It’s an inbound marketing agency’s dream come true. The client calls to say, “Stop, please, we have too many leads!”. Except when the call comes at 10PM while you're watching your favorite hoops team fighting for its life in double overtime and when the “leads” are actually a form spam bot that has found, and is assaulting one of your client’s lead forms. Your dream come true has become the inbound marketer’s version of spamageddon.
What can you do about automated fill-in bots attacking your forms? Getting hundreds or thousands of garbage leads that clog up your marketing analytics and have to be purged from the database isn’t a good demonstration of the value of inbound marketing. There are some steps you can take to protect yourself in the form bot wars. Which defense is right for your business, school or non-profit?

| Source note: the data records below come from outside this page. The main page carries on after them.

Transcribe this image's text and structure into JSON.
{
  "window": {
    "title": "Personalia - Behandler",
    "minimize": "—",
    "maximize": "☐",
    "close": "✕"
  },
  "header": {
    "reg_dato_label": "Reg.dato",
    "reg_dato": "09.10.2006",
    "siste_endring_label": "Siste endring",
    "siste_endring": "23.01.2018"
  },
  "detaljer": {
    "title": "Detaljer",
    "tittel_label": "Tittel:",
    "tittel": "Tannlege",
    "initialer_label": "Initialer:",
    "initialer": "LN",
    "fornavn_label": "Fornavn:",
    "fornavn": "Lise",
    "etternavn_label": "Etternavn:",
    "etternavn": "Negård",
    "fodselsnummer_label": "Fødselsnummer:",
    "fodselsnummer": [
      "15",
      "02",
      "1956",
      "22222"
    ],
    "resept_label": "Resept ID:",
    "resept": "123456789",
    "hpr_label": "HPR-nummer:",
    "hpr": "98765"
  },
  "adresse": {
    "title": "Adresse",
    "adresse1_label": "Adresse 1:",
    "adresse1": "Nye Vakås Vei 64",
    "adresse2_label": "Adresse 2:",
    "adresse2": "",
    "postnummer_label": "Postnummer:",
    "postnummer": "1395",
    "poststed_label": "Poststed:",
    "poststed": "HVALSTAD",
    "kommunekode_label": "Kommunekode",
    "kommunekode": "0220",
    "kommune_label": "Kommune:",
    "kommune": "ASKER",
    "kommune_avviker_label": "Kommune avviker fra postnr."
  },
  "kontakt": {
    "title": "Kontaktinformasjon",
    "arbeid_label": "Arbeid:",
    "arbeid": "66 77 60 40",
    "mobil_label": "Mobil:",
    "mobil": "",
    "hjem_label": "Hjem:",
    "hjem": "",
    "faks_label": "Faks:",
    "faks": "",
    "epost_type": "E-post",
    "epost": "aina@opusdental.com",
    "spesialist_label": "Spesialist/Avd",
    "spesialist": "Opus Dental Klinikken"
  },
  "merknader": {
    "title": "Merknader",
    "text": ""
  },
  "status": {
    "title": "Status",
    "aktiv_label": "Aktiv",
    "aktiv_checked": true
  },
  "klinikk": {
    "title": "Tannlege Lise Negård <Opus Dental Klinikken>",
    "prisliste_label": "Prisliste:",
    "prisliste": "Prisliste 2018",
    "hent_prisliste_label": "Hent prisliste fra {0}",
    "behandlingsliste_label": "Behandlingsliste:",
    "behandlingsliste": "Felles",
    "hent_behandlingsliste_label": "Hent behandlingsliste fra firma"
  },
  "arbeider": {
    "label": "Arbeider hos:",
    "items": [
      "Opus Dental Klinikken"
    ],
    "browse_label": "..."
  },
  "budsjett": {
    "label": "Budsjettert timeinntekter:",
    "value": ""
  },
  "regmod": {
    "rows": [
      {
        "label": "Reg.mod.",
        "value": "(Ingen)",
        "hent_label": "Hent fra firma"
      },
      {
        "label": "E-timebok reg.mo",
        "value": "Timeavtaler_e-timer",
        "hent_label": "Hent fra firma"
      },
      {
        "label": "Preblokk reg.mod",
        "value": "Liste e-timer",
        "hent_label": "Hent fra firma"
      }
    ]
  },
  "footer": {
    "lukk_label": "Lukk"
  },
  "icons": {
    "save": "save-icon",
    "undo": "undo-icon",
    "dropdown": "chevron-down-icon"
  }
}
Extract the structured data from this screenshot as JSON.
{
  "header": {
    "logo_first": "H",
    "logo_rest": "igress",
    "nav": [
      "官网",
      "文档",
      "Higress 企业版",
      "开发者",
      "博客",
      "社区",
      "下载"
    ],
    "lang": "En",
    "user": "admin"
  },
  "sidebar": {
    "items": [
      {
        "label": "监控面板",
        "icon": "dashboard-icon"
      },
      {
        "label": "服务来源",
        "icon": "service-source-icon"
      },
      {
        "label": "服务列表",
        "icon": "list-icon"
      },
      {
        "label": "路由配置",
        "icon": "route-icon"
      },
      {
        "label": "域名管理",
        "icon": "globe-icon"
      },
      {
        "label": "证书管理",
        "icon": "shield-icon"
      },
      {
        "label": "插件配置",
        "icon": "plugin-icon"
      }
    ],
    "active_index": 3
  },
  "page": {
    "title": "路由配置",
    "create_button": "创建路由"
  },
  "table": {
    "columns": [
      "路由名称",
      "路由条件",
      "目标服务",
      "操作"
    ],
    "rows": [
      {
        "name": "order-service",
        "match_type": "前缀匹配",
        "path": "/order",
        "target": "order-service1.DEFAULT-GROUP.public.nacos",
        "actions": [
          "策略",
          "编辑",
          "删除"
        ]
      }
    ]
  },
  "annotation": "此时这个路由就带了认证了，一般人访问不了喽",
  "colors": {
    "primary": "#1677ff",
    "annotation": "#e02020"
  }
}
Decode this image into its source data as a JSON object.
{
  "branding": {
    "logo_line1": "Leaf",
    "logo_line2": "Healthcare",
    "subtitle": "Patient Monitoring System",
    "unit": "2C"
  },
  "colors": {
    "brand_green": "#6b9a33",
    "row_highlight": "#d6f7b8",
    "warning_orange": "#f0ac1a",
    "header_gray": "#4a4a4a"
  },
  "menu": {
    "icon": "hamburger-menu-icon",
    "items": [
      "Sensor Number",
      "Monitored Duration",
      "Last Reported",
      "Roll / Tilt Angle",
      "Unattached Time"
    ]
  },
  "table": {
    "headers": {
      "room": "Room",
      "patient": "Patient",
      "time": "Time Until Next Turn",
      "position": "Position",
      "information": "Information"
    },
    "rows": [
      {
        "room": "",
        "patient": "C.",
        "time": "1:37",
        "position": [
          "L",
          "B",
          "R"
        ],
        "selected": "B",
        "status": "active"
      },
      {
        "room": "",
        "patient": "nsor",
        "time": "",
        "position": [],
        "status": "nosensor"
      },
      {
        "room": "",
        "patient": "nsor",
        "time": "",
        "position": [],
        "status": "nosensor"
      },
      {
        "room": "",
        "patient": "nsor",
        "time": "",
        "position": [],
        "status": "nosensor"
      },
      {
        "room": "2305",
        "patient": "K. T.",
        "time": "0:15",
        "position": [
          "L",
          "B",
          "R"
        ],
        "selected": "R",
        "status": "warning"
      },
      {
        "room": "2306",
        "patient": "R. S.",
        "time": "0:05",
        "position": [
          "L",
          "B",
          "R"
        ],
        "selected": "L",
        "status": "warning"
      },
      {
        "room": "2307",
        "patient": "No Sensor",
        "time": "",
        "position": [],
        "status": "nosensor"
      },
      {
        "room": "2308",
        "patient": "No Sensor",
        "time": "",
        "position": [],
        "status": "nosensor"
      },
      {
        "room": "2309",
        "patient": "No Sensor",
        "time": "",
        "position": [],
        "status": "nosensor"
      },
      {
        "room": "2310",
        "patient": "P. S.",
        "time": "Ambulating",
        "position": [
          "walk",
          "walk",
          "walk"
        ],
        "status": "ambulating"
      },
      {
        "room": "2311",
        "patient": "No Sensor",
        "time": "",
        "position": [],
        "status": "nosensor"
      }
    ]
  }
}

We’ve all run across this one. Those annoying, impossible to read strings of random characters that you have to parse and type into a text box correctly in order to submit a form. CAPTCHA, or as I like to call these forms, Gotcha!
Sure, these online versions of the riddle of the Sphinx work but if you’re like me, there are times when you run across one of these CAPTCHA boxes, and think to yourself, “really?!” and flee the site, disgusted that the world has come to a test to determine whether you can fog a mirror so you can order a copy of Ringo Starr singing Yellow Submarine.
Yes, CAPTCHA is free and will ensure that all your leads are human, but there is a price to pay. According to a recent article on SearchEngineLand.com, the use of CAPTCHAs increase form and page abandonment rates. So, unless you have a rampant form spam problem, it’s best to not use CAPTCHAs.
Less Drastic Approach
At Innovative Marketing Resources we opt for a less drastic approach. Creating a trap that only bots can see. This approach will not prevent bots from hitting your lead forms, so you will still have anomalies in your analytics, but it will make it easy to spot the bot and trash the lead (and change your form URL to discourage repeat offenders), and it won’t make your forms any more difficult for your real prospects.
Here’s how it goes. When building a form on a platform like Hubspot, insert an invisible custom text field called date for example. Because the field is invisible, no person will ever see it or be able to fill it in. However, because bots parse the code for your form, the bot will ‘see’ the date field and will fill it in. When you are doing your lead export, any record that has information in the date field is by definition, a bot. Toss it.
It's Up To You
So after awaking from the nightmare and reading the next morning that my hoops team had won, it came down to a question of irritating my client's prospects and chasing them off or putting up with bot-filled lead forms that you can easily be identified and tossed in the bit bucket. Which choice is right for your school, business or non-profit is a matter of the volume of bot assaults you receive and the level of security warranted on your forms (financial services marketers for example may benefit from the aura of added security that a CAPTCHA form creates). Have you been attacked by form bots? How have you dealt with it and what tactic, if any, have you used to protect yourself from future assaults?
Drawing credit: Mike Powers, resident illustrator at Innovative Marketing Resources